### Task description
Go through the listing beneath and show each line containing the string "squares".

### Source material
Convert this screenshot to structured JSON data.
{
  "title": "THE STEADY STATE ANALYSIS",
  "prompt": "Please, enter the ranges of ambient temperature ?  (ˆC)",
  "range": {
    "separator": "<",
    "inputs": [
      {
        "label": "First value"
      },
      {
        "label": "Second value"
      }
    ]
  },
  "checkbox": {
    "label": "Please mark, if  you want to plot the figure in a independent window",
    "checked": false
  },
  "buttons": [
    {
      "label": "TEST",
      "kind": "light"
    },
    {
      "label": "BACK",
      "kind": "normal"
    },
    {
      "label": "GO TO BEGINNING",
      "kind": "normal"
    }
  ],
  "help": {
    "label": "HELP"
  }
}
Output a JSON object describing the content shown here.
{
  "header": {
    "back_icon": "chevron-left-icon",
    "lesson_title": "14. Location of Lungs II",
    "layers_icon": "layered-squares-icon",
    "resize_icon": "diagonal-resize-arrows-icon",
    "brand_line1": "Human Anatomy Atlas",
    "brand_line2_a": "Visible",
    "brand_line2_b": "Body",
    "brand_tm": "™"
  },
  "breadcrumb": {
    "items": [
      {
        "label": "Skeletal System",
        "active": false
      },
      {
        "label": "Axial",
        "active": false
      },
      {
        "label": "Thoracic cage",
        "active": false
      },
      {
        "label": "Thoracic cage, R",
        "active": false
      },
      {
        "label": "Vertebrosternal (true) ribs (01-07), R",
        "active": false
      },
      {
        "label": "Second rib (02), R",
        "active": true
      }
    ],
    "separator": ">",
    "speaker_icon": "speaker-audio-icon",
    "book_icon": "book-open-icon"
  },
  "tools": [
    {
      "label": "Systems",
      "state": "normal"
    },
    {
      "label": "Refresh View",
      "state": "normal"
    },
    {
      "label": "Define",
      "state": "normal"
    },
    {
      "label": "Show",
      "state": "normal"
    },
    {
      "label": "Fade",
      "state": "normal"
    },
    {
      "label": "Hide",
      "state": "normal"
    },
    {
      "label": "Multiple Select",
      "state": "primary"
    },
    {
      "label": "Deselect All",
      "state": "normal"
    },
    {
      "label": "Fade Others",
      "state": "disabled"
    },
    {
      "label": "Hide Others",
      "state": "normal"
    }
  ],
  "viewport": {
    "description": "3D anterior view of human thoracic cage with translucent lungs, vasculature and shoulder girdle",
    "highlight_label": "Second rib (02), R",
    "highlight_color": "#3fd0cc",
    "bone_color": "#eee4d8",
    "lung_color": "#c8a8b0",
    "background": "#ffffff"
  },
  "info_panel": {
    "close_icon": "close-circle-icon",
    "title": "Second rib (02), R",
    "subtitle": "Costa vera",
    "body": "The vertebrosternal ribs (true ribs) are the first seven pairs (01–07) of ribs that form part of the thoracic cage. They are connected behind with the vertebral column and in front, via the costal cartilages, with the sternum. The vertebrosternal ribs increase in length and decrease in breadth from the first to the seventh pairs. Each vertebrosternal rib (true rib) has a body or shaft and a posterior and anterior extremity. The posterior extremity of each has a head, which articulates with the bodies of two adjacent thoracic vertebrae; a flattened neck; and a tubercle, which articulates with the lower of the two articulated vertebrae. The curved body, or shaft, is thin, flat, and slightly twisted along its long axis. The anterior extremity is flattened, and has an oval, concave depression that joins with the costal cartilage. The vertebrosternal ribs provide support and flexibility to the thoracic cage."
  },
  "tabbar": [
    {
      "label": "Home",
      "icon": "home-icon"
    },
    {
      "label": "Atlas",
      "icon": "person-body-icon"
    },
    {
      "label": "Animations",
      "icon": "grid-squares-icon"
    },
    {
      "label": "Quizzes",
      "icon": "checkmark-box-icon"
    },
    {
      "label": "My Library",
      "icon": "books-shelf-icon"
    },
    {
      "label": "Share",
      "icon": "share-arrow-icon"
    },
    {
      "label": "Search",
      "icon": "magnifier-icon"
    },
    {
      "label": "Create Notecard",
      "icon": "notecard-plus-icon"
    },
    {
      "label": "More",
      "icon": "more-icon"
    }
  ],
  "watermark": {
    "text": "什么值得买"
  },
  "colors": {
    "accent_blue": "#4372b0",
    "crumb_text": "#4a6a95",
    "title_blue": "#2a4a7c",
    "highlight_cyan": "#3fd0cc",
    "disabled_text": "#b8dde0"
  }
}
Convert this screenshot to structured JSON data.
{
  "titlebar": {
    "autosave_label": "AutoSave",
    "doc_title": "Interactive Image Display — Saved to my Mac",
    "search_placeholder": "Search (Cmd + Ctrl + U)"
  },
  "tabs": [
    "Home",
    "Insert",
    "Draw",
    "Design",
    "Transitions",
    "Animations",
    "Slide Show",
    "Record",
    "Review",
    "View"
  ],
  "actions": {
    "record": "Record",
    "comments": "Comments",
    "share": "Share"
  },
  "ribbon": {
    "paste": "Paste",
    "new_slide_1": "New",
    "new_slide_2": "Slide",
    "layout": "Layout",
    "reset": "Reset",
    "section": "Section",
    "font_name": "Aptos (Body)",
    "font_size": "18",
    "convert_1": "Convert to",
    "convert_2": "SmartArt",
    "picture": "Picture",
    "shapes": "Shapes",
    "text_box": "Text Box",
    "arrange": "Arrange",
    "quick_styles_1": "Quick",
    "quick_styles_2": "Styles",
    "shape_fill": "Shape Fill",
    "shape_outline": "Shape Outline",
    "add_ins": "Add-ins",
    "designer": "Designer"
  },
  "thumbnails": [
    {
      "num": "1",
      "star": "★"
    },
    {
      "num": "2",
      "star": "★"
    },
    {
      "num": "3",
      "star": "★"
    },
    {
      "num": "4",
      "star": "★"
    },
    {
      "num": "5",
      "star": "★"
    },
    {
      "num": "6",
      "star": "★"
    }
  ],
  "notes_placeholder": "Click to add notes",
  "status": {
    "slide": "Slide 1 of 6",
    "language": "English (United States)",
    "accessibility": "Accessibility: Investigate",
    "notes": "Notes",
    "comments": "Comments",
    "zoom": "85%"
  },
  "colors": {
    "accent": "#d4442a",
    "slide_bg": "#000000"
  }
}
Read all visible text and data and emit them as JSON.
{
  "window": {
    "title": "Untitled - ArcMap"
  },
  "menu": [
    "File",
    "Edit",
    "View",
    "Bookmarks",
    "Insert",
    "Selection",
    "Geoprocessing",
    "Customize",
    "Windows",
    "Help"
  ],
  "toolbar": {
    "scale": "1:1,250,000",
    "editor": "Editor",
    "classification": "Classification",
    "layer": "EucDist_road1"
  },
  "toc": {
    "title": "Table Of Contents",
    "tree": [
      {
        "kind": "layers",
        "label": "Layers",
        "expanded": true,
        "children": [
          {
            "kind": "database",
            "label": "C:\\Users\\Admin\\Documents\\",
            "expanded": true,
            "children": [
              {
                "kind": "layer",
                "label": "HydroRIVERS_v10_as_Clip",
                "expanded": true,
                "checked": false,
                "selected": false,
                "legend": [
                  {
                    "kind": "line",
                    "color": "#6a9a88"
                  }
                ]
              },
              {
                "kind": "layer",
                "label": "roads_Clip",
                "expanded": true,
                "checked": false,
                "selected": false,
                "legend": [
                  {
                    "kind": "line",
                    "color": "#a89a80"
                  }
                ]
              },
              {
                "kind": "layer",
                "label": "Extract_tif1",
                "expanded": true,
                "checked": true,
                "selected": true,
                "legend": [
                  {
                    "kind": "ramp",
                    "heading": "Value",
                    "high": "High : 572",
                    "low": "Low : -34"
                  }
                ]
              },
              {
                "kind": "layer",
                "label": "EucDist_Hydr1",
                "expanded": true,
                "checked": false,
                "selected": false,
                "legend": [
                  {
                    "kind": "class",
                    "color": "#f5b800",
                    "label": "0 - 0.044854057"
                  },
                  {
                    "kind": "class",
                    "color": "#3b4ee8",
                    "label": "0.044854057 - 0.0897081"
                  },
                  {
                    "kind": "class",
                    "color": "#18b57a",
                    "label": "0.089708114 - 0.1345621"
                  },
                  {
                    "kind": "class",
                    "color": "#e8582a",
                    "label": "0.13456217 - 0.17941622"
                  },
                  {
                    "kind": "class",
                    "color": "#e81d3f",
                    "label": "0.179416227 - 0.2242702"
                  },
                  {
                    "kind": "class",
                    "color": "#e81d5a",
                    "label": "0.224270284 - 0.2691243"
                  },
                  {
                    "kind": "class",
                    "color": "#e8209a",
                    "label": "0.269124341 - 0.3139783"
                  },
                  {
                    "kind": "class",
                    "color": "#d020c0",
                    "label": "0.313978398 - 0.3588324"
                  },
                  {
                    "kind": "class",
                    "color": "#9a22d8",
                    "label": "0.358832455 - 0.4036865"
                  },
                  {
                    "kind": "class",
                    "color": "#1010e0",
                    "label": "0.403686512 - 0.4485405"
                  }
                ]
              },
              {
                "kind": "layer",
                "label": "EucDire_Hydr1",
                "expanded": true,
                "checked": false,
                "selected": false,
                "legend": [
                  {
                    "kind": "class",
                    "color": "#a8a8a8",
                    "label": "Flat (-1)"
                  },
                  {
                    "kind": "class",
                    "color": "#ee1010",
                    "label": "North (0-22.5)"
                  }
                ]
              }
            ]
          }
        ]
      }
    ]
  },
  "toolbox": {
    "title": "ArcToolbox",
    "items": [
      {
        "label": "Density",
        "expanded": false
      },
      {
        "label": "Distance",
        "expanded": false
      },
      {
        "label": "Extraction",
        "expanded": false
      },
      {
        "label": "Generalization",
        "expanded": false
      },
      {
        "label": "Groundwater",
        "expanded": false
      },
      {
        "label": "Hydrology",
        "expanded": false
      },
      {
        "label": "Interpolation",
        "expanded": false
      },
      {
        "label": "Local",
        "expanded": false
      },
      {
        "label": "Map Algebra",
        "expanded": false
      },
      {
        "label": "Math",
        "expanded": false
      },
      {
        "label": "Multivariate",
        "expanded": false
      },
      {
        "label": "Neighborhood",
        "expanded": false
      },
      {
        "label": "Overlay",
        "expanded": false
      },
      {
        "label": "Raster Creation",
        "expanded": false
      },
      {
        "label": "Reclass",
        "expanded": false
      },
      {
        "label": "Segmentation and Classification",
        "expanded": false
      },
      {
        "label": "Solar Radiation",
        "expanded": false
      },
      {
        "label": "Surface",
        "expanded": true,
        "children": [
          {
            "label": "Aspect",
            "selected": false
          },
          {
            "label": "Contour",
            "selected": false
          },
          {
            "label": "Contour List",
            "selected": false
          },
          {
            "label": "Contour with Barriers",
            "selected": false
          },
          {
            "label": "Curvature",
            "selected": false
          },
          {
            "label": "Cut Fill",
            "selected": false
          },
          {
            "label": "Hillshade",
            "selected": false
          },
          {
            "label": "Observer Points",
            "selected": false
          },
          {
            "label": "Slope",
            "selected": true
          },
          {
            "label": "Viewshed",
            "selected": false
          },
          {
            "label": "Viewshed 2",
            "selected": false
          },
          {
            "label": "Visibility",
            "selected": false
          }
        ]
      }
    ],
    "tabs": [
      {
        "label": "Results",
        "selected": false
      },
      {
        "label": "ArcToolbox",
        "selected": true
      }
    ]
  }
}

### Answer to this problem
    "layers_icon": "layered-squares-icon",
      "icon": "grid-squares-icon"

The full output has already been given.